COLORADO SPRINGS, Colo. — They’ve been a trusted presence at USA Fencing and international tournaments for years, and now, three U.S. referees will take their talents to the highest level of the sport.
This week, World Abilitysport (formerly the International Wheelchair and Amputee Sports Federation, or IWAS) announced that Jelena Zeljkovic, Leo Curtis and Sean Shumate have been selected to referee the wheelchair fencing competition at the 2024 Paralympic Games.
Wheelchair fencing competition in Paris will take place Sept. 3–7, 2024, in the architecturally stunning Grand Palais, a historic building located right in the heart of the City of Light.
For fencing referees, there’s no higher honor than an Olympic or Paralympic Games selection, and these three referees are among the best in the world.
Shumate, who competed at the 2004 Paralympics in Athens, will referee his fourth Paralympics. Zeljkovic and Curtis will be making their Paralympic refereeing debut.
USA Fencing reached out to each of these skilled referees for more on their stories.
Zeljkovic, from the Philadelphia area and the Zeljkovic Fencing Academy, is refereeing at the Paralympic Games for the first time.
“It is a great honor to be given a chance to participate at the 2024 Paralympics and to be recognized for my skills and hard work,” she says. “It’s an opportunity to work with the best referees in the world and a dream come true.”
Zeljkovic says she wants to thank Jon Moss, Kelly Koehler, Sean Shumate and Sharon Everson for their guidance, trust and the opportunities they’ve provided.

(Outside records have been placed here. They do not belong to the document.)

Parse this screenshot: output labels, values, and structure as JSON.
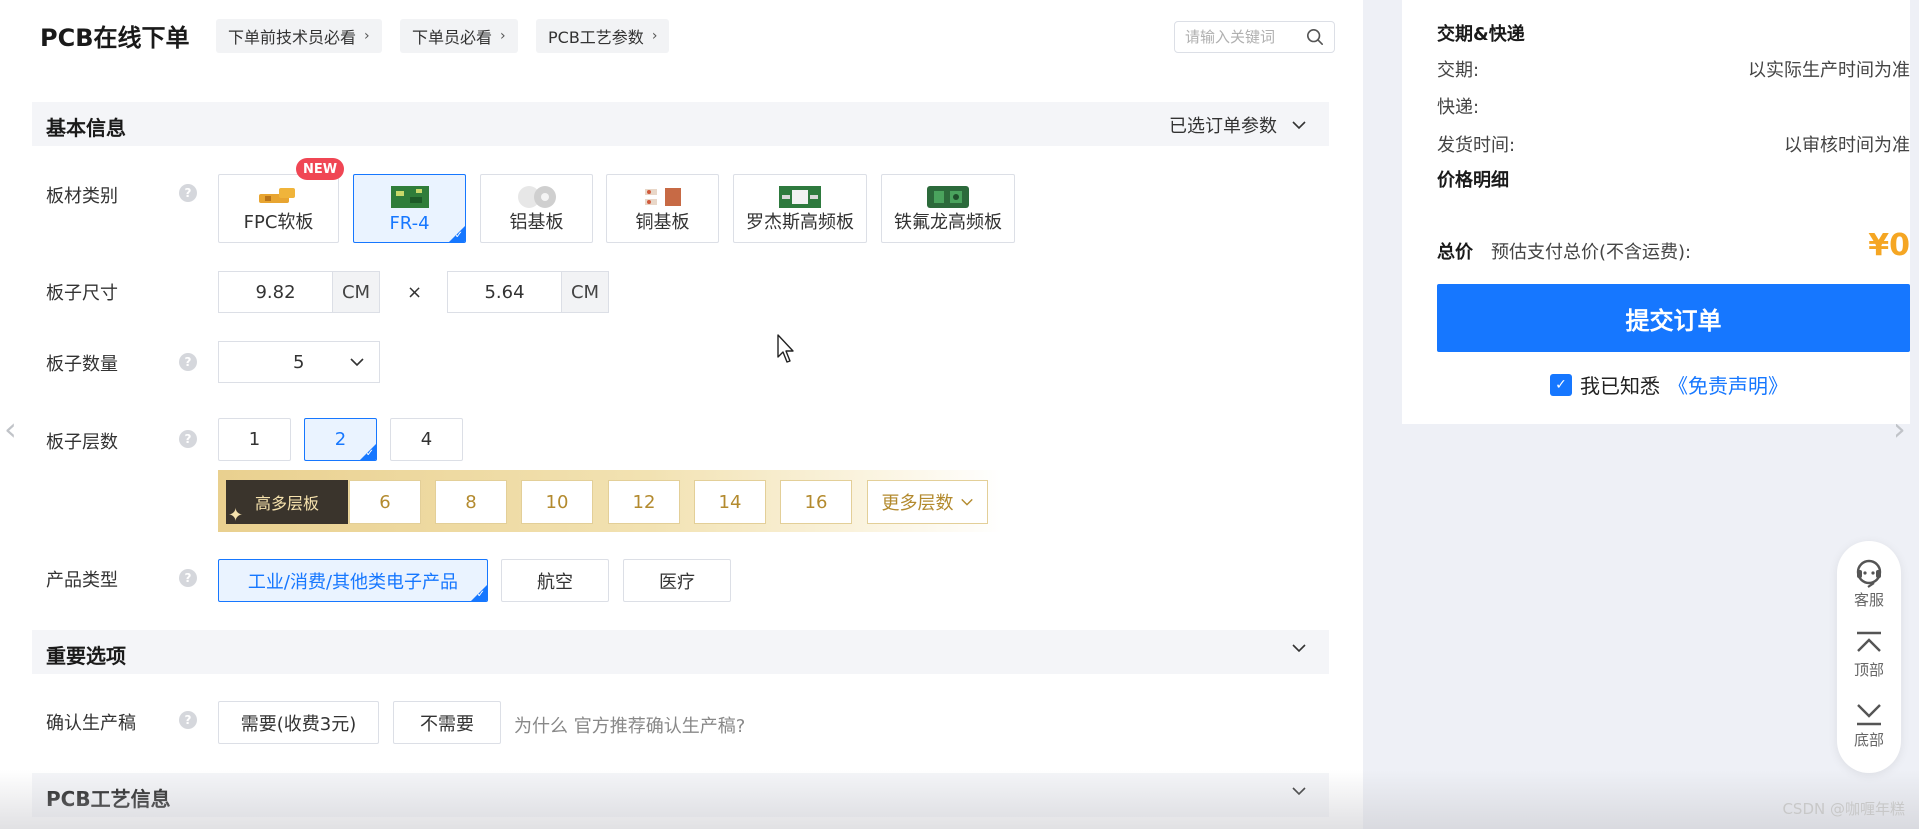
{
  "header": {
    "title": "PCB在线下单",
    "breadcrumbs": [
      {
        "label": "下单前技术员必看"
      },
      {
        "label": "下单员必看"
      },
      {
        "label": "PCB工艺参数"
      }
    ],
    "search": {
      "placeholder": "请输入关键词"
    }
  },
  "sections": {
    "basic": {
      "title": "基本信息",
      "right_label": "已选订单参数"
    },
    "important": {
      "title": "重要选项"
    },
    "craft": {
      "title": "PCB工艺信息"
    }
  },
  "fields": {
    "material": {
      "label": "板材类别",
      "options": [
        "FPC软板",
        "FR-4",
        "铝基板",
        "铜基板",
        "罗杰斯高频板",
        "铁氟龙高频板"
      ],
      "selected": "FR-4",
      "badge": "NEW"
    },
    "size": {
      "label": "板子尺寸",
      "width": "9.82",
      "height": "5.64",
      "unit": "CM",
      "times": "×"
    },
    "quantity": {
      "label": "板子数量",
      "value": "5"
    },
    "layers": {
      "label": "板子层数",
      "options": [
        "1",
        "2",
        "4"
      ],
      "selected": "2",
      "high_label": "高多层板",
      "high_options": [
        "6",
        "8",
        "10",
        "12",
        "14",
        "16"
      ],
      "more_label": "更多层数"
    },
    "product": {
      "label": "产品类型",
      "options": [
        "工业/消费/其他类电子产品",
        "航空",
        "医疗"
      ],
      "selected": "工业/消费/其他类电子产品"
    },
    "confirm": {
      "label": "确认生产稿",
      "options": [
        "需要(收费3元)",
        "不需要"
      ],
      "note": "为什么 官方推荐确认生产稿?"
    }
  },
  "summary": {
    "delivery_title": "交期&快递",
    "rows": [
      {
        "label": "交期:",
        "value": "以实际生产时间为准"
      },
      {
        "label": "快递:",
        "value": ""
      },
      {
        "label": "发货时间:",
        "value": "以审核时间为准"
      }
    ],
    "price_title": "价格明细",
    "total_label": "总价",
    "total_desc": "预估支付总价(不含运费):",
    "total_value": "¥0",
    "submit_label": "提交订单",
    "agree_text": "我已知悉",
    "agree_link": "《免责声明》"
  },
  "float_bar": [
    {
      "label": "客服",
      "icon": "headset-icon"
    },
    {
      "label": "顶部",
      "icon": "to-top-icon"
    },
    {
      "label": "底部",
      "icon": "to-bottom-icon"
    }
  ],
  "watermark": "CSDN @咖喱年糕",
  "colors": {
    "accent": "#1677ff",
    "price": "#f5a623",
    "badge": "#f04654",
    "gold": "#b38a2e"
  }
}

She also wants to express thanks to her fellow referees “for pushing me to become a better referee. And, of course, I’m forever grateful to my husband, Miodrag, and my children, Dusan and Anastasija, for their understanding and tremendous support.”
Curtis, who lives north of Portland, Ore., will be refereeing at his first Paralympics.
But it’s not his first Games experience.
“When I was in high school my school marching band, I had the honor of playing during the Olympic parade at the 1984 Los Angeles Games,” he says.
Curtis says being chosen to referee at the highest level of the sport is an honor beyond words.
“When I was injured in 2004, I thought my life was over,” he says. “I had no direction to my life. I never in a million years would have thought that a short 20 years later, I would be asked to referee the Paralympics.
“It is going to take some time for the shock to wear off, but I am up to the task and going to make us all proud.”
Curtis says he couldn’t have made it to this point alone.
“There are so many people who helped me get to this place — starting with my coaches, Charles Randell and Cody Mattern, and the person who told me that to be a better fencer, I needed to learn to referee: Jon Moss,” Curtis says. “I also want to thank my mentors, Kelly Koehler and Sharon Everson, and fellow parafencing referees, Paul Harris, Sean Shumate, Jelena Zeljkovic and all the other referees I have worked with over the years.”
Shumate, who lives in Kentucky and trains at the Louisville Fencing Center, will be refereeing at his fourth Paralympics. Add in his experience as a fencer at the 2004 Games in Athens, and this will be his fifth Paralympics overall.
“As a member of the U.S. parafencing community, it is an honor to have been chosen to be a referee at the 2024 Paris Paralympics,” Shumate says. “I hope others are able to see that, with hard work and persistence, sometimes dreams come true. I am blessed to have been given this opportunity, and I am looking forward to having a front-row seat to all the action.”
Shumate, like Curtis and Zeljkovic, says he’s grateful for the support of others along his refereeing journey.
“I’d like to give a special thanks to Jon Moss and Sharon Everson for their support and encouragement over the years,” Shumate says. “Their love for the sport directly influenced where I, and many others, are today.”
And what about Olympic referee selections? We’ll share that news with our audience as soon as it’s available.